And in a HOME DEFENSE situation your family is probably going to be behind you, so even if goblins shots miss you they may still hit one of yours. The light will only illuminate what it is pointed at but can be seen from anywhere.

If you need light it should be a remote source, ideally somewhere that draws fire AWAY from you for home defense. You can buy little remote switches that use the house wiring to carry signal and set up lamps all thru the house that turn on with one remote switch. Or you can get fancy and get emergency lights that use rechargable batteries but plug into AC that come on when power goes OFF. The advantage is that if power goes out [storm, goblin, fire] the lights come on, the remote switch is left in the on position and switch off to activate emrgency lights.
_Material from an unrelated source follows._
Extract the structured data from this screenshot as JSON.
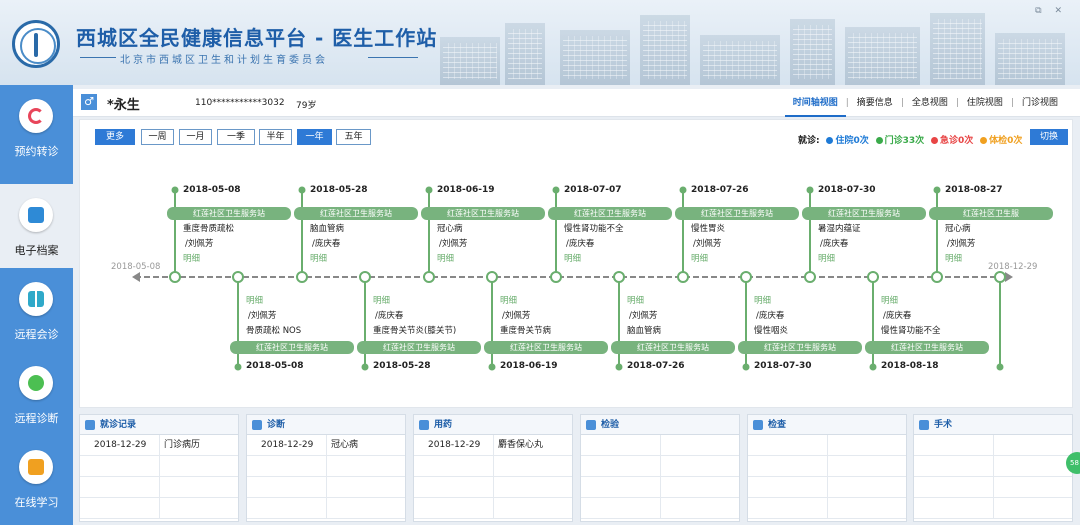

I have found butt cuff with slugs very handy. I keep chamber empty and 7 shot mag loaded with 5 of Fed's low recoil OO buck. If I step outside I usually switch to slug before leaving the house.

IMO the slug is better choice for dealing with big problem like deer, cattle, or other animals that have been hit by car or are trying to attack someone (I live in the country...have one friend that grabbed his SG after the bull tried to gore him). I would use a rifle but I live in the Midwest & we can see the neighbor's house unlike in the West :) Also because I live in the country it is more likely that someone shooting at people would be using a SG or 30-30 [2 most common non varmint guns] or maybe a '06
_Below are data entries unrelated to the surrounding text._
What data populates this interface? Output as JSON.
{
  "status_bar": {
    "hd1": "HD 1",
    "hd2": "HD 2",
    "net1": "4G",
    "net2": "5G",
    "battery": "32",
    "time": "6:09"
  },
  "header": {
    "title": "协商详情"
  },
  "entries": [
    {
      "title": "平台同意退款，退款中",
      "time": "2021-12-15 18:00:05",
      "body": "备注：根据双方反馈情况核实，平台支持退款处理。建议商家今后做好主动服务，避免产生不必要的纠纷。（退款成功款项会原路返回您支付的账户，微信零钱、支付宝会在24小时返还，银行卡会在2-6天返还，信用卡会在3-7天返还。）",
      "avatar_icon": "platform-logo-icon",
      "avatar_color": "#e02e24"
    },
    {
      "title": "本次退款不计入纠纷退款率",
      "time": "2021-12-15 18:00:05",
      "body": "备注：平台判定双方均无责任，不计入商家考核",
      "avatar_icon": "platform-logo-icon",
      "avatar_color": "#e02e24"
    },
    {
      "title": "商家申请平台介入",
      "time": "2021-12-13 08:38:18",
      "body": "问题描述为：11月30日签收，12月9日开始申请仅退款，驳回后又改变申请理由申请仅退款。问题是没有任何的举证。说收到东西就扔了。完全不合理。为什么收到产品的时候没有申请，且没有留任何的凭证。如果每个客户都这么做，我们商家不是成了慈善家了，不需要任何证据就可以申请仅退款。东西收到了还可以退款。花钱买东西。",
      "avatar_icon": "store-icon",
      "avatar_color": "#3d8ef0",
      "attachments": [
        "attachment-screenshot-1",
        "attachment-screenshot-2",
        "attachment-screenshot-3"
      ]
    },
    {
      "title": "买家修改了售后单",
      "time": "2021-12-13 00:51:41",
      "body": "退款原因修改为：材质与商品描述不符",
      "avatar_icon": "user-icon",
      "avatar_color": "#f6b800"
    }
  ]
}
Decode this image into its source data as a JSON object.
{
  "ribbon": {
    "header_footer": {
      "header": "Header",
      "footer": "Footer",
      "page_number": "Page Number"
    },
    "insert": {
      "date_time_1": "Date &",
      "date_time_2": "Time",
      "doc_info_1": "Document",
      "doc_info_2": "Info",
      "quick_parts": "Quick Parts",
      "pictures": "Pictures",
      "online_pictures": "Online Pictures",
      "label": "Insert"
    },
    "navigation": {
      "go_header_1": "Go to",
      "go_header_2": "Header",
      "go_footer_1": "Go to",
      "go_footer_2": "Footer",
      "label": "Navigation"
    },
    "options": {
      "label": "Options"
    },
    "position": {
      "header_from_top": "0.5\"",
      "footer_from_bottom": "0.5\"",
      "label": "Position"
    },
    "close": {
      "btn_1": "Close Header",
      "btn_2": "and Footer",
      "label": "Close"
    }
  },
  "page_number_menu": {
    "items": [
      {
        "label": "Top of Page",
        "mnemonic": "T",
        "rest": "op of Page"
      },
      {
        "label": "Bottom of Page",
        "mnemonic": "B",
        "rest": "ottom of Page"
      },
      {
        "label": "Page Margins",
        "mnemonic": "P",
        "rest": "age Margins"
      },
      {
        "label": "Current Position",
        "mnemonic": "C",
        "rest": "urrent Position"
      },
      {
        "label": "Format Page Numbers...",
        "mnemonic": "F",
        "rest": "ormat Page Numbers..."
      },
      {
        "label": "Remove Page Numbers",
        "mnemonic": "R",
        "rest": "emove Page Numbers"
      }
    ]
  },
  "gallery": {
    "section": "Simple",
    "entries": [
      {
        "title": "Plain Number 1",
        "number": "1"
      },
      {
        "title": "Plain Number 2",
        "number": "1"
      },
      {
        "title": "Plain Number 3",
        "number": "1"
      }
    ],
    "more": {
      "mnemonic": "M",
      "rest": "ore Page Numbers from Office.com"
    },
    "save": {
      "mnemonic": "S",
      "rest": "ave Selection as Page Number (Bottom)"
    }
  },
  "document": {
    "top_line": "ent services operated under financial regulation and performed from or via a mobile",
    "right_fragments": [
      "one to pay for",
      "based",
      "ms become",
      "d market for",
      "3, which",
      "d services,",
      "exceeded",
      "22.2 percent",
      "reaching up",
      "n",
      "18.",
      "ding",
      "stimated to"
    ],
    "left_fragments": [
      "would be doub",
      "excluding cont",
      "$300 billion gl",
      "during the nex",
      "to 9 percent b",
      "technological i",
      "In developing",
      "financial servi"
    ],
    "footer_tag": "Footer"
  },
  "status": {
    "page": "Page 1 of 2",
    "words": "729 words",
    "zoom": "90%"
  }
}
Andrew Wyatt
July 7, 2002, 11:56 PM
Remote lighting does have it's place in a home defense application, but it is no replacement for a surefire.
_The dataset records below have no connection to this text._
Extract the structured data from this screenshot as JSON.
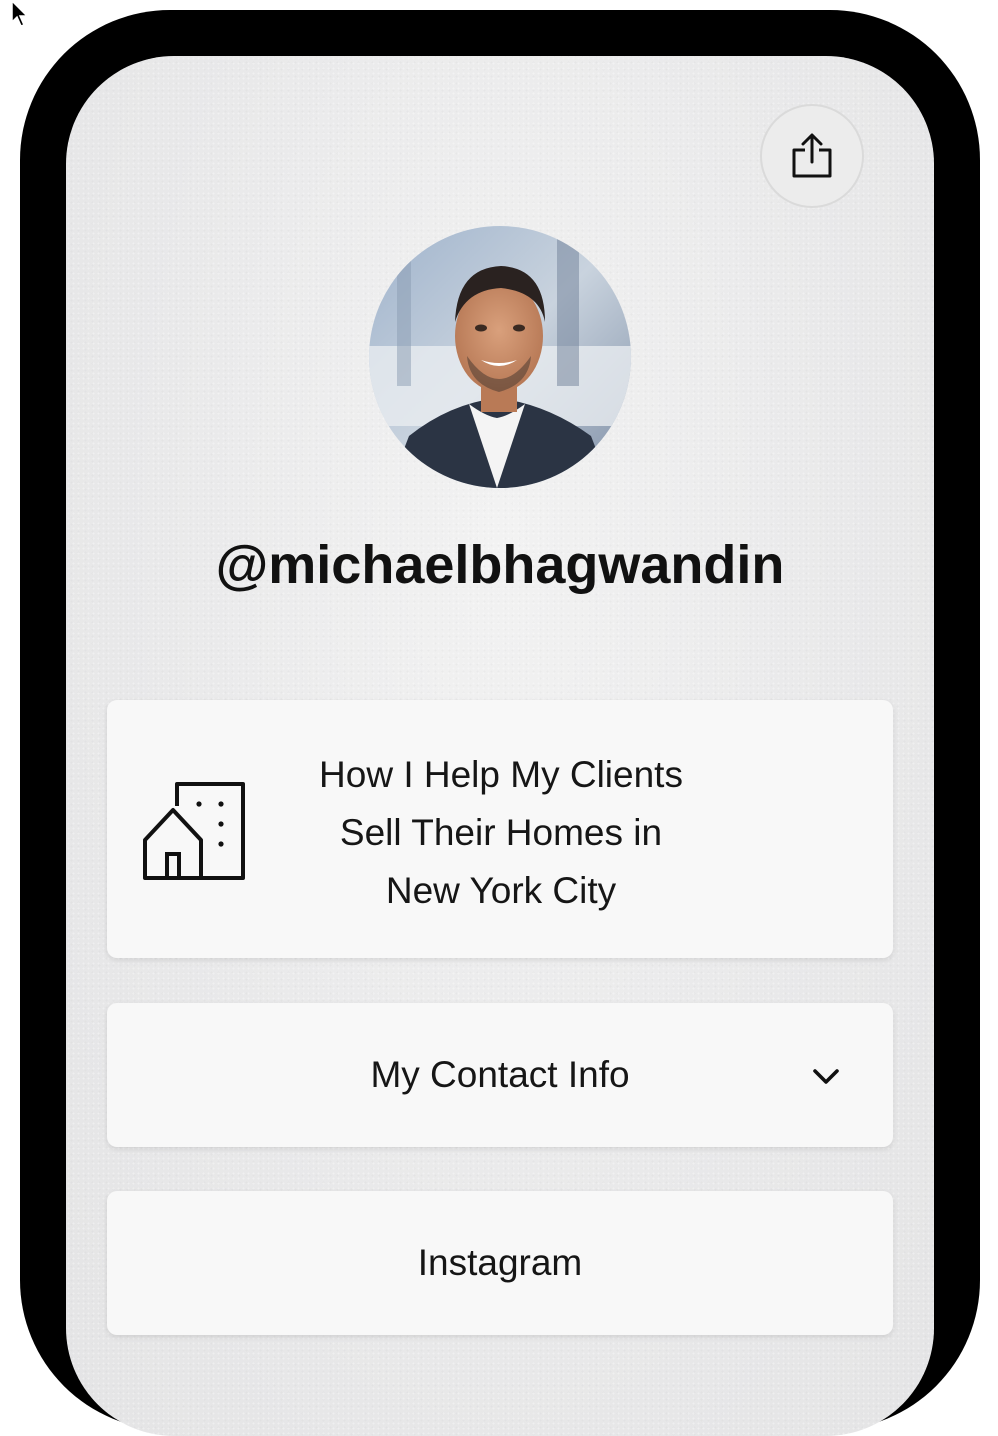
{
  "profile": {
    "username": "@michaelbhagwandin",
    "avatar_alt": "michaelbhagwandin"
  },
  "header": {
    "share_icon": "share-icon"
  },
  "links": [
    {
      "label": "How I Help My Clients Sell Their Homes in New York City",
      "lines": [
        "How I Help My Clients",
        "Sell Their Homes in",
        "New York City"
      ],
      "icon": "building-icon"
    },
    {
      "label": "My Contact Info",
      "icon": "chevron-down-icon"
    },
    {
      "label": "Instagram"
    }
  ],
  "colors": {
    "frame": "#000000",
    "background": "#e9e9ea",
    "card": "#f8f8f8",
    "text": "#111111"
  }
}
Remote lighting costs about twice as much as a single surefire tactical foreend light.

in a home defense situation, my family will be in the same position it'll be in every other situation, which means somewhere at random within the house.

The people tasked with home defense could (when my brother has all three kids over) possibly have to find and dispatch a bad guy in a house with up to seven people in it.

I think you can see the problem.

Andy stanford has a very good book on the subject entitled "fight at night" that's available from paladin press and www'ops.com that explains the situation in more detail.

July 8, 2002, 01:43 AM
KSFreemen said:
Rule #4--drunken neighbor girls, UPS men, GFs jumping out of closets--need to tell the good guys from Charlie. Or, as TFLer Erich put it, "It's only polite to identify who you are going to shoot."

God I wish I had the problem of having to tell the BGs from the "drunken neighbor girls" in my house..... Well there was that one dream.......

Glamdring said:
Has anyone but me ever tested weapon mounted lights in force on force?

Yes I did, doing CQB tactics tactics in a paint house. Was againts our CO, XO, and the Gunny. Gunny was laughing at the maglight taped to my paintball gun the whole time...... until we started shooting. He said he was planning to take me out first because the light would be an easy target.... but the second I came around the corner in the dark house all he saw was white... yes his eyes adapted after a few seconds, but by that time he had 2 yellow marks center mass of his chest.

A light can be a great help with proper training, and a pressure switch is almost a must. The trick is not to turn the light on till the last second before you shoot. Don't bop down the stairs shining a light in every direction, but once you see the outline of a person in the light thru a window or such hit it with the light for a split second before you shoot. Helps your aim and target identification.

Only downside I would see would be against multiple BGs, but then a muzzle flash would give your position away too so it can't hurt too much, just remember to turn the light off right after you down the guy, and make sure you don't stand in the same place, move and survey for more targets.

Glamdring, have you ever tried to get a sight picture on someone shining a light at you? Yes you could point and shoot at it, but you could do the same to a muzzle flash or sound.